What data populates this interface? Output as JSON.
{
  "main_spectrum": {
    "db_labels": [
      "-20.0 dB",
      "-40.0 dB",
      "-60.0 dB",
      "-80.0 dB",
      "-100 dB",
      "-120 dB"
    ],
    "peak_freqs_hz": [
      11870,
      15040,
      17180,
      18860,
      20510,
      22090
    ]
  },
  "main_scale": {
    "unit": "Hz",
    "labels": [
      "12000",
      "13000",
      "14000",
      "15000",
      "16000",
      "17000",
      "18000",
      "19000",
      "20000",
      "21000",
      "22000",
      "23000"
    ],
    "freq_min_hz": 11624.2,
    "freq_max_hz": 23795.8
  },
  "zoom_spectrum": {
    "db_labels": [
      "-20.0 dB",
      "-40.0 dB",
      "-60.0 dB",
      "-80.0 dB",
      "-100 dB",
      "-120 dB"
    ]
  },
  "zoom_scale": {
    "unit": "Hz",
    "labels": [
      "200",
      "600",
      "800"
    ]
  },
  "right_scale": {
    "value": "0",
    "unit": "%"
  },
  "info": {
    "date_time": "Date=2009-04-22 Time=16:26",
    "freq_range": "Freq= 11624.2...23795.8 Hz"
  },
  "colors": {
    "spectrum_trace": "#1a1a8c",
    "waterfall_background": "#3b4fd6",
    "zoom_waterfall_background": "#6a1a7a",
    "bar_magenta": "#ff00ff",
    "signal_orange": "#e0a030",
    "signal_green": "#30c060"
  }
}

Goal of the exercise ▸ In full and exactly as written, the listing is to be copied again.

Output for this task ▸
What data populates this interface? Output as JSON.
{
  "main_spectrum": {
    "db_labels": [
      "-20.0 dB",
      "-40.0 dB",
      "-60.0 dB",
      "-80.0 dB",
      "-100 dB",
      "-120 dB"
    ],
    "peak_freqs_hz": [
      11870,
      15040,
      17180,
      18860,
      20510,
      22090
    ]
  },
  "main_scale": {
    "unit": "Hz",
    "labels": [
      "12000",
      "13000",
      "14000",
      "15000",
      "16000",
      "17000",
      "18000",
      "19000",
      "20000",
      "21000",
      "22000",
      "23000"
    ],
    "freq_min_hz": 11624.2,
    "freq_max_hz": 23795.8
  },
  "zoom_spectrum": {
    "db_labels": [
      "-20.0 dB",
      "-40.0 dB",
      "-60.0 dB",
      "-80.0 dB",
      "-100 dB",
      "-120 dB"
    ]
  },
  "zoom_scale": {
    "unit": "Hz",
    "labels": [
      "200",
      "600",
      "800"
    ]
  },
  "right_scale": {
    "value": "0",
    "unit": "%"
  },
  "info": {
    "date_time": "Date=2009-04-22 Time=16:26",
    "freq_range": "Freq= 11624.2...23795.8 Hz"
  },
  "colors": {
    "spectrum_trace": "#1a1a8c",
    "waterfall_background": "#3b4fd6",
    "zoom_waterfall_background": "#6a1a7a",
    "bar_magenta": "#ff00ff",
    "signal_orange": "#e0a030",
    "signal_green": "#30c060"
  }
}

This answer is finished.